Median Latitude: 15.624285 * Median Longitude: 75.176807 * South-bound Latitude: 1.275000 * West-bound Longitude: 47.117000 * North-bound Latitude: 24.500000 * East-bound Longitude: 94.367000
Date/Time Start: 1962-09-21T00:00:00 * Date/Time End: 1962-09-29T00:00:00
Minimum DEPTH, sediment/rock: 0 m * Maximum DEPTH, sediment/rock: 0 m
Ahmedabad (116) * Latitude: 23.080000 * Longitude: 72.630000 * Elevation: 50.0 m * Location: Sabarmat, India, Asia * Campaign: Global River Discharge * Method/Device: River gauging station (RGS) * Comment: Area: 12950 km**2; Mapcode of UNESCO report: F6
CIRCE-21 * Latitude: 11.383000 * Longitude: 87.783000 * Elevation: -3308.0 m * Location: Bay of Bengal * Campaign: CIRCE * Basis: Melville * Method/Device: Gravity corer (GC)
CIRCE-22 * Latitude: 11.418300 * Longitude: 83.816700 * Elevation: -3456.0 m * Location: Bay of Bengal * Campaign: CIRCE * Basis: Melville * Method/Device: Gravity corer (GC)
|#||Name||Short Name||Unit||Principal Investigator||Method/Device||Comment|
|2||Sample code/label||Sample label||Goldberg, Edward D|
|3||Latitude of event||Latitude|

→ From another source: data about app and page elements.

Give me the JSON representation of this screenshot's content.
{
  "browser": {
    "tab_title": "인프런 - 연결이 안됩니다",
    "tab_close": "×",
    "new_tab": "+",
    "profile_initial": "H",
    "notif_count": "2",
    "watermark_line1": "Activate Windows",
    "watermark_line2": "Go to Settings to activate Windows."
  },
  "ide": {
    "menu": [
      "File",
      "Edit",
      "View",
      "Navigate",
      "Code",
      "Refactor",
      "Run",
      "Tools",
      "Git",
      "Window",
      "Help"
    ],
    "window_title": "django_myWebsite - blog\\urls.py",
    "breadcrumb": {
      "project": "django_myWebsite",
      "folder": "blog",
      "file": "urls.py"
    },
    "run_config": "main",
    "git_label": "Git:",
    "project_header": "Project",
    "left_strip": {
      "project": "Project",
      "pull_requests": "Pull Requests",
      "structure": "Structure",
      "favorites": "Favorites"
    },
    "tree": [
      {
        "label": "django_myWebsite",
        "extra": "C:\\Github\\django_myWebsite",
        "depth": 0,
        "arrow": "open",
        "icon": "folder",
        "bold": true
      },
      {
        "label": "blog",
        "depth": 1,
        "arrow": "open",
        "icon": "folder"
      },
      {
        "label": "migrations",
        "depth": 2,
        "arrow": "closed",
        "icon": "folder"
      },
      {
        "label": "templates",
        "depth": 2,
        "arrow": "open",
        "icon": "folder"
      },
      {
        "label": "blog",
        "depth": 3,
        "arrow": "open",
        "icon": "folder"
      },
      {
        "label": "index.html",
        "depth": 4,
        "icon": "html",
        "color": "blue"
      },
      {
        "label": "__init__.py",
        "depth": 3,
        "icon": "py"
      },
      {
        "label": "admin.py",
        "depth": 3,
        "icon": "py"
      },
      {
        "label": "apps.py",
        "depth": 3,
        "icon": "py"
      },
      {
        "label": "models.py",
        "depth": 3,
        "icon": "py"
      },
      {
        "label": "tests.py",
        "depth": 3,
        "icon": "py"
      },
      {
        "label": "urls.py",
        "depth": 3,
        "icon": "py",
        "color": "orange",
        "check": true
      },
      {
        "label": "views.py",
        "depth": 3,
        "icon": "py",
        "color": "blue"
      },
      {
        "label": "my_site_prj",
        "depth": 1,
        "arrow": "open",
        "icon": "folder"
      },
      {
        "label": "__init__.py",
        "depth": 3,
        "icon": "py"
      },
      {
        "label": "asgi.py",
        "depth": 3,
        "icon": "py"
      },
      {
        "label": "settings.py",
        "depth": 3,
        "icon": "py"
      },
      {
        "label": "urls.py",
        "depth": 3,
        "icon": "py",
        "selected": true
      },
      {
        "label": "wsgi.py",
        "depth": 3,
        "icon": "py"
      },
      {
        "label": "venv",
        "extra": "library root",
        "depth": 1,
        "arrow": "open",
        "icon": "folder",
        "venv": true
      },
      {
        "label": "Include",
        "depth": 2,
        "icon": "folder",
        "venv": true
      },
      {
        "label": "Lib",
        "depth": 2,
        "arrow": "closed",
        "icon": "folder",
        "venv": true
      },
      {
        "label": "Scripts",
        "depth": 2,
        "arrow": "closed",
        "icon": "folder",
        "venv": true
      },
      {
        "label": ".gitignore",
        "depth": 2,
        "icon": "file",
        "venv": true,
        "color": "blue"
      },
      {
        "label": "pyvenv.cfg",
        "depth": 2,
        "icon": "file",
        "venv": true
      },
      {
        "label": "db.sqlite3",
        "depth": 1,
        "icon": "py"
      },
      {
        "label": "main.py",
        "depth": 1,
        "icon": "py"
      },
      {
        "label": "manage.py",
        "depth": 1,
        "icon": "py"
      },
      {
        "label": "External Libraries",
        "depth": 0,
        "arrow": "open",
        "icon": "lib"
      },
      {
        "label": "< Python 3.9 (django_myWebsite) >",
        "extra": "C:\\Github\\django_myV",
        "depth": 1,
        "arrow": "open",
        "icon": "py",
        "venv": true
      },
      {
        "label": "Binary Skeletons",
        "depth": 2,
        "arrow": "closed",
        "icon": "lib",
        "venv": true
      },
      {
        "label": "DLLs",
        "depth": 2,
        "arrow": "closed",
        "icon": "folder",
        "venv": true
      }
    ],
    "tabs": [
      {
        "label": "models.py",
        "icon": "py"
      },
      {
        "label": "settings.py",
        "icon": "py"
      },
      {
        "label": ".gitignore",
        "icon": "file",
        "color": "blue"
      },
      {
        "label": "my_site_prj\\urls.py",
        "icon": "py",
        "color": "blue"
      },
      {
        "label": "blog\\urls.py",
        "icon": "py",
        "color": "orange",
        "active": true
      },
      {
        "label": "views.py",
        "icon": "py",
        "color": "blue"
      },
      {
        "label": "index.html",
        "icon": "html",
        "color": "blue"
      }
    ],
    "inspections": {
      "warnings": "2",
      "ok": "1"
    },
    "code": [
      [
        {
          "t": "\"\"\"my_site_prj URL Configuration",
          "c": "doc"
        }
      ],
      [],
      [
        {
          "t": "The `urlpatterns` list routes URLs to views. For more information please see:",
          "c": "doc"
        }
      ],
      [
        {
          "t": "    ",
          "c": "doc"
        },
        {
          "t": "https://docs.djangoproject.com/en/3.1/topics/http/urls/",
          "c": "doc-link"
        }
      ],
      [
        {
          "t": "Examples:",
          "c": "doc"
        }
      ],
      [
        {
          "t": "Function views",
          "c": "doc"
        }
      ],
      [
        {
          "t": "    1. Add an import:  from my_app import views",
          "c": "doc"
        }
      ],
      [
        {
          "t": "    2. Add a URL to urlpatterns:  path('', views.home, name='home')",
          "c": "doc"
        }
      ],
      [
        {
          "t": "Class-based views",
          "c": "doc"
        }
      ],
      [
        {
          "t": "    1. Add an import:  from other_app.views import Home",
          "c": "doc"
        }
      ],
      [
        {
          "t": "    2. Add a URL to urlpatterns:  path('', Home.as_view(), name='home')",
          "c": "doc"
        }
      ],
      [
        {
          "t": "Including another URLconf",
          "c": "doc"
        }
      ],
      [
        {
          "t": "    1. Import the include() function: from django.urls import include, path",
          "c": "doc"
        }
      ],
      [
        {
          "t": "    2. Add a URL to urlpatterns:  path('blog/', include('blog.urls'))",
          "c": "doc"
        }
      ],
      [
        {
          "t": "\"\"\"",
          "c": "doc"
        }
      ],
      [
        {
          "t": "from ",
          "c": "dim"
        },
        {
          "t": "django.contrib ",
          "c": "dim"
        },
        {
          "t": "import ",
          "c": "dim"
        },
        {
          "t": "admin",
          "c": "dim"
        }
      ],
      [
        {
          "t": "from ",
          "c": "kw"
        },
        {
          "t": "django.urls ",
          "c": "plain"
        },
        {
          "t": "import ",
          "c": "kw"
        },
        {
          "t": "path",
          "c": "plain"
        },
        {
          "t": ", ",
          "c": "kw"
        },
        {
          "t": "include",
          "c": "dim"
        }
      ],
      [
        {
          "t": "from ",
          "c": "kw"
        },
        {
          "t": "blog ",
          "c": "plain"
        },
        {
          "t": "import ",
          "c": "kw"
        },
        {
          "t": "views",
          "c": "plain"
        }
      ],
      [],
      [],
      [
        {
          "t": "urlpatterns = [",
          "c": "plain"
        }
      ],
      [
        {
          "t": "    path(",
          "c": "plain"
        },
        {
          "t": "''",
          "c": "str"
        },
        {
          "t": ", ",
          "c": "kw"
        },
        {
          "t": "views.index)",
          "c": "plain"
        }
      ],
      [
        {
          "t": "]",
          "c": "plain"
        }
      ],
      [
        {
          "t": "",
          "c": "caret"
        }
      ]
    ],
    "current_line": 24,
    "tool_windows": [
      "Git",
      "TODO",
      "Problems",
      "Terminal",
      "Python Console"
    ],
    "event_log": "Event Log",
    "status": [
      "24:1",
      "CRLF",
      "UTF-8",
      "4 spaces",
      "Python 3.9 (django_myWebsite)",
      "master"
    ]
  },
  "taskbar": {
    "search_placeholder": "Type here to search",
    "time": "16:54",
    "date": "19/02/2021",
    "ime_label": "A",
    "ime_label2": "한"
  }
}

|4||Longitude of event||Longitude|
|5||Elevation of event||Elevation||m|
|6||DEPTH, sediment/rock||Depth sed||m||Geocode|
|7||Montmorillonite||Mnt||%||Goldberg, Edward D||in <2 µm fraction|
|8||Illite||Ill||%||Goldberg, Edward D||in <2 µm fraction|
|9||Kaolinite+Chlorite||Kln+Chl||%||Goldberg, Edward D||in <2 µm fraction|
|10||Kaolinite||Kln||%||Goldberg, Edward D||in <2 µm fraction|
|11||Chlorite||Chl||%||Goldberg, Edward D||in <2 µm fraction|
|12||Quartz||Qz||%||Goldberg, Edward D||in carbonate free sediment|
|13||Quartz||Qz||%||Goldberg, Edward D||in total sample|
345 data points